Debt restructuring refers to changing the terms of your debt repayment. This can be done by negotiating terms of your current loan, transferring debt to a new loan or consolidating debt. This is done for benefits like lower interest rates, lower monthly payments or longer repayment terms. Debt restructuring is a strategy used by both businesses and individuals.

Callable Bond

Callable bonds can be recalled for payment by the issuing company prior to their date of maturity. This allows the company to recall their current bonds in times when interest rates have dropped and reissue the debt at a lower interest rate. Lower interest rates save the company money over the life of the debt. On the downside, there may be fees associated with recalling a callable bond before its maturity. These must be weighed against the potential savings in interest when a company decides whether to restructure its debt this way.

Mortgage

Individuals can restructure debt by using a mortgage or home equity loan to pay off unsecured debt, such as credit card balances. The interest rates on mortgages are among the lowest available to consumers and can result in significant savings. However, consumers should remember that if they fall behind on a home equity loan or mortgage, their home may face foreclosure.

0% APR Credit Card Trick

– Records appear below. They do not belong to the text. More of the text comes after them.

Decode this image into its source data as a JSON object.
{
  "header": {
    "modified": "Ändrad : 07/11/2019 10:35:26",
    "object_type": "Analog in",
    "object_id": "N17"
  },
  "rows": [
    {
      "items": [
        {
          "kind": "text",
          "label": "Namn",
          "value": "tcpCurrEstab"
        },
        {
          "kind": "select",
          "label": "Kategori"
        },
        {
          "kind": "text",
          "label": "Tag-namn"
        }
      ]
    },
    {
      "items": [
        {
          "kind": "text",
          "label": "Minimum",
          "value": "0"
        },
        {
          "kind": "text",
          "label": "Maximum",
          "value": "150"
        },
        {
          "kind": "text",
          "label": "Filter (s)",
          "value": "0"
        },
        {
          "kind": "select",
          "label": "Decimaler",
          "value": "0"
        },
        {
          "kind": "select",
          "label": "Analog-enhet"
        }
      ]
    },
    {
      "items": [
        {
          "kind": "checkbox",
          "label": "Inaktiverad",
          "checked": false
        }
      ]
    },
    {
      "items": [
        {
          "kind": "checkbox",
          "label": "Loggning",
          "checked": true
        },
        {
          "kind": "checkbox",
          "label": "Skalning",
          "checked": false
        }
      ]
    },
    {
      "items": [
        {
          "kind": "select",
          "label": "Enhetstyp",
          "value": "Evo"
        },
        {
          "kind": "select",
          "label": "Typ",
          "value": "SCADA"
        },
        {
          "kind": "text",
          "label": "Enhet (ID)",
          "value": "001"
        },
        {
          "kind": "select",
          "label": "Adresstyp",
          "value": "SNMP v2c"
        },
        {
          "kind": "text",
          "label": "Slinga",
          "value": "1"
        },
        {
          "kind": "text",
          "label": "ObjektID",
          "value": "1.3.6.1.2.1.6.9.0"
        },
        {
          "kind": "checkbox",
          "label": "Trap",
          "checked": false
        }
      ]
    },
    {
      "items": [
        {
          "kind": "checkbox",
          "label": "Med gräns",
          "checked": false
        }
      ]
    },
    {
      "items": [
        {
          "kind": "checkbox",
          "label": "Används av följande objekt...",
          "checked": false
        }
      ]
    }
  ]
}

Another option for individuals to restructure their debt is a technique known as the “0% APR credit card trick.” This takes advantage of introductory 0% APR interest rate some credit cards offer. These cards offer 0% interest on the card balance for the first three to 12 months. This represents a huge savings in interest, given that many cards charge 18% interest or higher. When the introductory rate expires, you can transfer the balance to a new card with 0% interest. However, there may be charges for transferring the balance too soon after the introductory rate ends or the card could charge you other fees. So carefully examine card terms.

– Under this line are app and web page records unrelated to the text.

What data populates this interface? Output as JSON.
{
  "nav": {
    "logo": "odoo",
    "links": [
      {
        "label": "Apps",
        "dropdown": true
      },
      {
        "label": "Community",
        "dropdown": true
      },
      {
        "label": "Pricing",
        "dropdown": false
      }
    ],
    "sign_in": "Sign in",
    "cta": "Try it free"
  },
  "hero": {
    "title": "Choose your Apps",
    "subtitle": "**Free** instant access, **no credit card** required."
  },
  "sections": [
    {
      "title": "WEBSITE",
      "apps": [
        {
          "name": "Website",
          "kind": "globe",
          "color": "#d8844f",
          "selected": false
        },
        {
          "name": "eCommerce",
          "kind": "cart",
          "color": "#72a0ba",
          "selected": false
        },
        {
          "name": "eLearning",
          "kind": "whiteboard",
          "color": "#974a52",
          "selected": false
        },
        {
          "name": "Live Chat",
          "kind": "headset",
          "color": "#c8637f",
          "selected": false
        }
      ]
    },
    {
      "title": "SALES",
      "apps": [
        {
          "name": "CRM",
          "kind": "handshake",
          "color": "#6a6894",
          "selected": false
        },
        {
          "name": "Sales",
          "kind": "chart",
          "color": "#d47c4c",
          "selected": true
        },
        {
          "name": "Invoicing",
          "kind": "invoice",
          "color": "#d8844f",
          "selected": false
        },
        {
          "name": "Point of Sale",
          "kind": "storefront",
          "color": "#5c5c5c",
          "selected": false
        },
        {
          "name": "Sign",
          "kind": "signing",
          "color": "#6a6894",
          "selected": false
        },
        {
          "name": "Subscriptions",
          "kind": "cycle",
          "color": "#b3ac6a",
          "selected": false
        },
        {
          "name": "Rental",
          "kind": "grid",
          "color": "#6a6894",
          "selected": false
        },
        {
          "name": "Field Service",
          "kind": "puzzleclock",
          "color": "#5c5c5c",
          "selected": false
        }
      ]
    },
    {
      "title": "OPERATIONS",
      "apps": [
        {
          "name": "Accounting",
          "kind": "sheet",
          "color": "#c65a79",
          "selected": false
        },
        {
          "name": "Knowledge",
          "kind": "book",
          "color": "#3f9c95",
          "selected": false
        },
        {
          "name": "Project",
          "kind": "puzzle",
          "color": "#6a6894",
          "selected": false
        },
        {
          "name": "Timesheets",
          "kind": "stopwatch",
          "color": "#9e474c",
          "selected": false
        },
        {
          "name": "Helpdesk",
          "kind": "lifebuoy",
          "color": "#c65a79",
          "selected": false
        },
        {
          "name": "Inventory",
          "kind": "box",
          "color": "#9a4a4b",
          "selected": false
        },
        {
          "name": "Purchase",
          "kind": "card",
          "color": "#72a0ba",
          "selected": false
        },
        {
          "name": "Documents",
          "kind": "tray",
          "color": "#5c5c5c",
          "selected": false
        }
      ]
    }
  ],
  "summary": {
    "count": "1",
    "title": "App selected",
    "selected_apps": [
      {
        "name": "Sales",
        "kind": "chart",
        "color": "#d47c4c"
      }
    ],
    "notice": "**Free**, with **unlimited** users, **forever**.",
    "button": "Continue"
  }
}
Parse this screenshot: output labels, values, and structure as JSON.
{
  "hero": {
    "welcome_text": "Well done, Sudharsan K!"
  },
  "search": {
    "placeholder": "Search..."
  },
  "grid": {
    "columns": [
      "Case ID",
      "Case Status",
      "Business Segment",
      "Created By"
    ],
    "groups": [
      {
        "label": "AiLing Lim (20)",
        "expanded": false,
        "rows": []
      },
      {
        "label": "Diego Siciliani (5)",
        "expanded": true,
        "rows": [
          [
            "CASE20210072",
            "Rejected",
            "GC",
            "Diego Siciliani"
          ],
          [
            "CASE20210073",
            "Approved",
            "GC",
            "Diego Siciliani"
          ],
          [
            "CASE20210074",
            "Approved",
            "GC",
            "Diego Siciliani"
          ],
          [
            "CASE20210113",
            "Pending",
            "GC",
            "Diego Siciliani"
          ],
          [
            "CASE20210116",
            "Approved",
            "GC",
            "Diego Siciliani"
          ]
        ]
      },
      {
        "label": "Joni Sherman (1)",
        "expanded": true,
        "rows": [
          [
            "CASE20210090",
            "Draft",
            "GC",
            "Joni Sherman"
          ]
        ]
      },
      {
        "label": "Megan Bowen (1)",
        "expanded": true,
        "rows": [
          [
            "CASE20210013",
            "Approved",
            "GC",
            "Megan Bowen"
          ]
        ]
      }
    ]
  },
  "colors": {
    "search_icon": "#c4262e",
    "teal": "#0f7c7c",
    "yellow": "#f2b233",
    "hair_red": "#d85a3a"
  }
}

Negotiate with Lender

Contact your current lender and try to negotiate a change to your current loan terms. You may be able to extend the payment period of your loan, which will lower monthly payments. You can also ask for a lower interest rate, if you are currently paying rates higher than the market average. You may even be able get your debt reduced if, for example, you owe much more on your credit cards than you initially charged. Your lender is under no obligation to adjust the terms, but it won't hurt to ask and you may just get a break.

About the Author

Kaylee Finn began writing professionally for various websites in 2009, primarily contributing articles covering topics in business personal finance. She brings expertise in the areas of taxes, student loans and debt management to her writing. She received her Bachelor of Science in system dynamics from Worcester Polytechnic Institute.

Photo Credits

  • debt defined image by Christopher Walker from Fotolia.com